According to Veracode’s DevSecOps Global Skills Survey, over 75% of college graduates said that their higher education didn't require them to complete any courses that focused on security. While there might be a need for more security education, the courses that do exist aren’t practical, and deal with an often outdated understanding of vulnerabilities. Even amongst professionals in the field, almost 65% of DevOps professionals said that they picked up their most relevant skills on the job, but 70% said their organisations don't provide them with enough security training
Subjects such as Application Security have another challenge: they need to be subjective (to an individual’s knack to find/fix vulnerabilities) and yet specific (in being able to find/fix vulnerabilities specific to a technology stack, framework etc). Moreover, there is the added complexity of adapting to the recent need of scaling security with consistency and speed. But there aren’t enough skilled people to even train new hires efficiently. Which means that most venturing into the field have to pick up knowledge via experience.
So if higher education isn't providing these skills, and they're picked up on the job without enough training, the logical conclusion to make is that some lessons are learned the hard, expensive way: by making mistakes.
One logical way to address the skill gap from an organization’s perspective is to internally train resources. This would mean hiring experts in the domain, to conduct intensive training. The problem with this approach however, lies both in scaling this training across geographies, as well as cost-effectiveness and relevance (how relevant will this training be after a certain period of time, and if trainees will need an updated course after said time).
The problem of scale also presents itself (as mentioned before) in finding the right talent. As organizations look to build their applications fast and scale faster, the need for DevOps engineers and application engineers has increased. Herein lies another problem: while it may be (relatively) possible to find someone with the right balance of technology and the needed business acumen required for a generic technologist, one can't say the same when it comes to a security engineer. For example striking the balance between knowing where an attack might originate from, and how it traverses within application components and its weaponization possibilities comes from a deep, practical understanding of both building and breaking applications.

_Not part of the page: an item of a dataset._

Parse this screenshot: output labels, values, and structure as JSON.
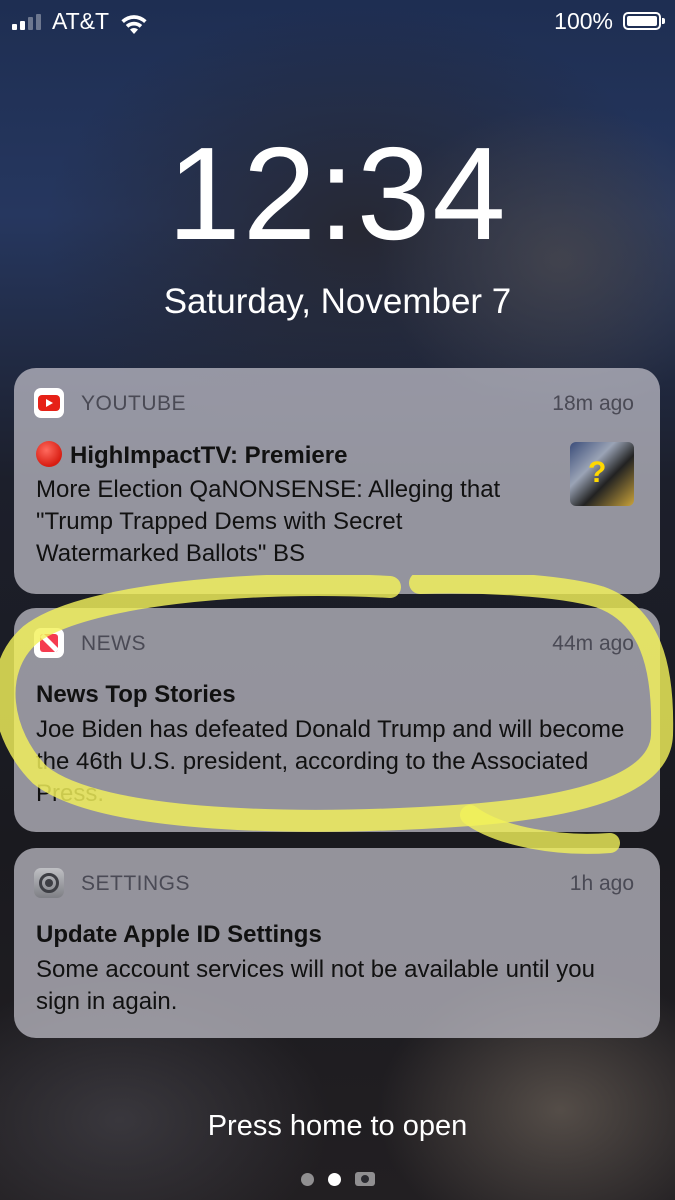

All of these led us to work on something. We had about a decade's worth of experience with real-life vulnerabilities across applications and platforms, and that gave us some ideas. We were convinced that there is a need to normalise the skills of builders (developers) and breakers (security engineers) for them to appreciate the other side of the spectrum. The purple team view of looking at security is well known and is a proven way of defending technology components by having an intrinsic understanding of potential attack surfaces.
But any approach to teach Application Security is incomplete without a practical way to teach developers and security engineers how to defend against esoteric threats, while addressing the problem of scale as well as cost-effectiveness. While these problems could be solved with online learning, finding the right course can be difficult. Moreover, there’s also the problem of having purely defensive or offensive courses.
We thought that the way to fix this problem was to have individual courses that dealt with the different aspects of Application Security independently. There should be different courses for higher level concepts such as the management of sensitive information on cloud-native environments like AWS, and then other courses that drill down into more specific topics, such as scaling security on serverless applications. It would not do any of the security concepts of these components justice, to have one generalised course.
We also saw that the solution to making abstract concepts comprehensible, is that of hands-on practice. This is why we built what we call our ‘cyber range’: a safe way to learn the workings of a vulnerability first-hand, from the inside-out and to practice nipping it in the bud. These cyber ranges need minimal set up (they’re browser compatible), and they also are accessible any time, from anywhere.
The culmination of all of the above is what led us to build AppSecEngineer, our assisted remote Training Platform complete with practical courses that combine both: offensive and defensive approaches. About 3/4th of every course is conducted in our state-of-the-art cyber ranges, under the guidance of experts in the field. We wanted to make training in AppSec accessible, and as flexible as possible. So we built it to give trainees live sessions with experts, recordings of classes after they’re done, and extended access to labs that allow them to translate concepts to actual learning.2020 has made it easier to learn (if nothing else) from home, at your leisure... so why not? After All knowledge is power, right?If you’d like to look at the list of courses and slots available, check AppSec Engineer out here (https://www.we45.com/workshops)Want a walkthrough of our cyber ranges? Watch Abhay’s video on them! https://www.youtube.com/watch?v=yd-NAx11oZA